Ispconfig3 monitor tab not opening when using non-english language [BUG – WORKAROUND]

This is caused by a bug when saving the translation file concerning the langauge key for “Let’s Encrypt log”.

When the translation file for the Monitor tab is saved, the necessary backslash before the ‘ in “Let’s” is not saved into the file. The problem is described in this bug report: but for the moment not resolved.

To workaround this problem, manually edit the file /usr/local/ispconfig/interface/web/monitor/lib/lang/XX.lng (where XX is your language). Find the line beginning with:

$wb['Let's Encrypt log'] =

Insert a backslash like this:

$wb['Let\'s Encrypt log'] =

Save the file and your Monitor tab will work again. This must be repeated each time you edit the translations for monitor.

CSS letter-spacing bug in IE7 and solution

A very good and scalable way to set letter spacing in CSS is by using ’em’s as it works relative to the font size. If you for example specify letter-spacing = 0.2em the letter spacing will stay proportional even though you change the font-size. You can easily set the letter spacing for the entire site in all font-sizes.

The ’em’s works exactly like ‘tracking’ which many designers work with. To convert tracking to em just divide it by 1000. That is x em = tracking y / 1000. For example tracking 200 equals to 0.2em.

The definition of 1 em is the size of the character M in the current font size. So 1 em for a font-size of 10px equals to 10px. 1 em for a 24px font size is 24px.

It is very practical to use ’em’s to specify the letter-spacing as it is proportional to the font size. For small ’em’s however, Internet Explorer 7 (IE7) seems to round the values making the letter spacing appear wrong. It works alright in other browsers as well in IE8.

A workaround is to convert the letter spacing to pixels for your current font-size. The drawback is that you have to calculate it for every font-size you are using. And if you change a font-size you must recalculate the letter spacing.

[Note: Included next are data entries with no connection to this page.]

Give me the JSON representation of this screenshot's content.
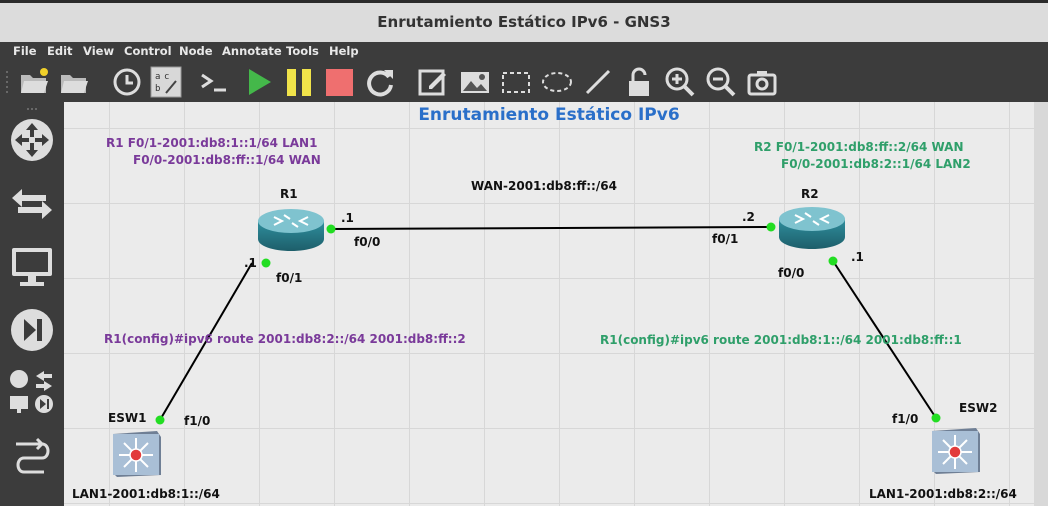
{
  "window": {
    "title": "Enrutamiento Estático IPv6 - GNS3"
  },
  "menu": [
    "File",
    "Edit",
    "View",
    "Control",
    "Node",
    "Annotate",
    "Tools",
    "Help"
  ],
  "toolbar_icons": [
    "open-project-icon",
    "open-folder-icon",
    "clock-icon",
    "snapshot-abc-icon",
    "console-icon",
    "start-icon",
    "pause-icon",
    "stop-icon",
    "reload-icon",
    "edit-note-icon",
    "insert-image-icon",
    "draw-rectangle-icon",
    "draw-ellipse-icon",
    "draw-line-icon",
    "lock-icon",
    "zoom-in-icon",
    "zoom-out-icon",
    "screenshot-icon"
  ],
  "sidebar_icons": [
    "routers-icon",
    "switches-icon",
    "end-devices-icon",
    "security-devices-icon",
    "all-devices-icon",
    "add-link-icon"
  ],
  "canvas": {
    "title": "Enrutamiento Estático IPv6",
    "r1_note_line1": "R1  F0/1-2001:db8:1::1/64 LAN1",
    "r1_note_line2": "F0/0-2001:db8:ff::1/64 WAN",
    "r2_note_line1": "R2  F0/1-2001:db8:ff::2/64 WAN",
    "r2_note_line2": "F0/0-2001:db8:2::1/64  LAN2",
    "wan_label": "WAN-2001:db8:ff::/64",
    "r1_cmd": "R1(config)#ipv6 route 2001:db8:2::/64  2001:db8:ff::2",
    "r2_cmd": "R1(config)#ipv6 route 2001:db8:1::/64  2001:db8:ff::1",
    "lan1_label": "LAN1-2001:db8:1::/64",
    "lan2_label": "LAN1-2001:db8:2::/64"
  },
  "nodes": {
    "r1": {
      "name": "R1"
    },
    "r2": {
      "name": "R2"
    },
    "esw1": {
      "name": "ESW1"
    },
    "esw2": {
      "name": "ESW2"
    }
  },
  "links": {
    "r1_f00": "f0/0",
    "r1_f00_addr": ".1",
    "r2_f01": "f0/1",
    "r2_f01_addr": ".2",
    "r1_f01": "f0/1",
    "r1_f01_addr": ".1",
    "r2_f00": "f0/0",
    "r2_f00_addr": ".1",
    "esw1_f10": "f1/0",
    "esw2_f10": "f1/0"
  },
  "colors": {
    "accent_title": "#2a6fc9",
    "r1_notes": "#7a3a9a",
    "r2_notes": "#2f9f6a",
    "link_up": "#22dd22"
  }
}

The calculation is really simple. Just multiply the font size in pixels with the letter-spacing in ’em’s and you will get the letter spacing in pixels. If you have a font size of 16 pixels and want a letter spacing of 0.2em (which is equal to a tracking of 200) you do: 16px x 0.2em = 3.2px letter spacing.

Examples using 0.2em (tracking 200):

font-size: 16px;
letter-spacing: 3.2px; /* 0.2em x 16px = 3.2px */

font-size: 24px;
letter-spacing: 4.8px; /* 0.2em x 24px = 4.8px */

New year – and a little year 2010 bug

The 200x ended and we went into 2010. So we got ourselves a little 2010 bug. It was in the spam filtering software Spamassassin. Or to be more precise in it’s rulesets.

The problem was actually discovered and fixed months ago but someone forgot to include it in the rulesets for Spamassassin 3.2.x. No hard feelings about that. Those guys are doing a great job and shit do happen. It was fixed in a couple of hours on January 1, 2010.

The problem was that all incoming mail filtered by Spamassassin was flagged with FH_PAST_DATE_20XX and given an extra +3.4 spam score which results in false positives.

Those that were running sa-update by cron had this automatically fixed as the updated rules were on the servers around noon on January 1, 2010. Those not running sa-update by cron… still have problems unless they have run sa-update manually. Saying that, running sa-update by cron might be a good idea to keep your Spamassassin rules updated 🙂 A script for doing so and getting a mail with the result can be found here.

Some FreeBSD users reported that sa-update was not able to pull down the updated rules. A manual workaround and links to details around the problem is found here.